Although Schoenfuss is unsure the dream of a bricks-and-mortar Catholic high school will ever be realized, both Swiston and Stanke agree adding a high school option will strengthen Catholic education in the diocese.
“Parents are usually more inclined to enroll their children in a Catholic school, and keep them enrolled in a K-8 Catholic school, if they have the option of continuing their Catholic education through 12th grade in a Catholic high school,” Stanke explained.
“Families that want the Catholic option and values for high school would be able to continue,” Swiston added.
Schoenfuss said the partnership with Regis may also afford elementary-only Catholic schools the possibility of adding middle school grades, an option already in the planning stages.
One benefit of the blended high school is the ease with which it can be incorporated into existing K-8 schools.
Our Lady of the Lake will hire support staff to supervise high school students, Swiston said, but they won’t need teachers because faculty is provided.
The only other immediate need is a room, which the school has already set aside for the program. She anticipates the high school could someday accommodate 20 students, which she believes could be accomplished at minimal cost.
Still, tuition is around $3,500, more than parents pay for their children’s K-8 education, and surveys from the Ashland community indicated the higher cost could be a deterrent for some families.
Scholarships will be offered through local schools rather than the diocese, Schoenfuss said.
In a June letter to parents, Swiston and Fr. Paul Pare, pastor of Our Lady of the Lake, said they were seeking grants for those in need of financial assistance.
Duty and mission

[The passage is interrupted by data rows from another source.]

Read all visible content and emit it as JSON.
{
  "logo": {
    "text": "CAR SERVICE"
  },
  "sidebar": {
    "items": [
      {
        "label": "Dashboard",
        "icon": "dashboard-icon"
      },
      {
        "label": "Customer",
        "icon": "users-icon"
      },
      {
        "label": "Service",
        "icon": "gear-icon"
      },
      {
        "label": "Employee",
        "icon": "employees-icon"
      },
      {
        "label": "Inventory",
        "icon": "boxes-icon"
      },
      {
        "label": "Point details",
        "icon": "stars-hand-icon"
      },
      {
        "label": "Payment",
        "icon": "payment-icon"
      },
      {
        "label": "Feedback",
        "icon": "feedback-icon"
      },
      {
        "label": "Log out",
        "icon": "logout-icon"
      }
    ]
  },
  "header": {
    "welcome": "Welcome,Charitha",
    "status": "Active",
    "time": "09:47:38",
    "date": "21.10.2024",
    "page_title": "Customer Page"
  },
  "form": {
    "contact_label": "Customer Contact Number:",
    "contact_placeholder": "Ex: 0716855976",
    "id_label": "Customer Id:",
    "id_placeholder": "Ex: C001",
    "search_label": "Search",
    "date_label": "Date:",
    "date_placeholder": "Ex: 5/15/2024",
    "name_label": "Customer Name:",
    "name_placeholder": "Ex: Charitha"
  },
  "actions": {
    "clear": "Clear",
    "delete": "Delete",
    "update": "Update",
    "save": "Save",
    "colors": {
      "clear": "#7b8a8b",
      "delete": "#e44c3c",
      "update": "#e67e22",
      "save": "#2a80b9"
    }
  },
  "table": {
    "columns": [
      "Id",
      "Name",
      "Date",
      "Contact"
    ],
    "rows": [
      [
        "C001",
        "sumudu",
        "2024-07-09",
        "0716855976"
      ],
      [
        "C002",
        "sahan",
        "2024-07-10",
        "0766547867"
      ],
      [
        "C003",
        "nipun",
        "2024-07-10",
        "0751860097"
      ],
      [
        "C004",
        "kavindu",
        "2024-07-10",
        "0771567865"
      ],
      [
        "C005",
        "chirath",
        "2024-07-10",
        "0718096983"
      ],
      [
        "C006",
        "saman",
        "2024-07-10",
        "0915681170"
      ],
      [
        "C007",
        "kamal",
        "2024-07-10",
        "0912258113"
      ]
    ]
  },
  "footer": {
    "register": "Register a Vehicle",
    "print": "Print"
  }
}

It’s a busy time for Regis administration. In mid-July, Gobler was training new employees, preparing for an upcoming audit and getting ready for the start of the school year.
Regis principal Paul Pedersen and the information technology coordinator plan to make the 165-mile trek from Eau Claire to Ashland to meet the new student, answer any questions and provide a laptop, Gobler said.
Schoenfuss’ call, and the resulting launch of the blended high school, all came rather suddenly, and as the program progresses, Regis officials will be exploring “if they should just go to the charter school route” and move toward establishing it as a separate accredited entity.
But, that’s all in the future. Their primary concern is getting the new high school off the ground.
“Right now, everything is accredited,” he added. The program “will take time to progress.”
Schoenfuss, too, is waiting to see how things unfold.
“We just don’t know what’s going to be expected,” she added. “We’re just taking it day by day.”
Other Catholic school principals in the diocese are watching, too, Schoenfuss said. She is unsure which schools, if any, plan to launch their own programs.
“I’m not even sure how many promoted it (the blended high school) for sure,” she commented. “We’ll talk about it in August.”
Gobler understands the lack of a Catholic high school in the diocese is a significant void, one that has disadvantaged families for decades.
“If we can fill that – hopefully, we can – I think it’s part of our mission, our duty, to see what we can provide,” he said.
Anyone interested in learning more about the blended high school program can
contact Schoenfuss at 715-234-5044 or call their local Catholic school.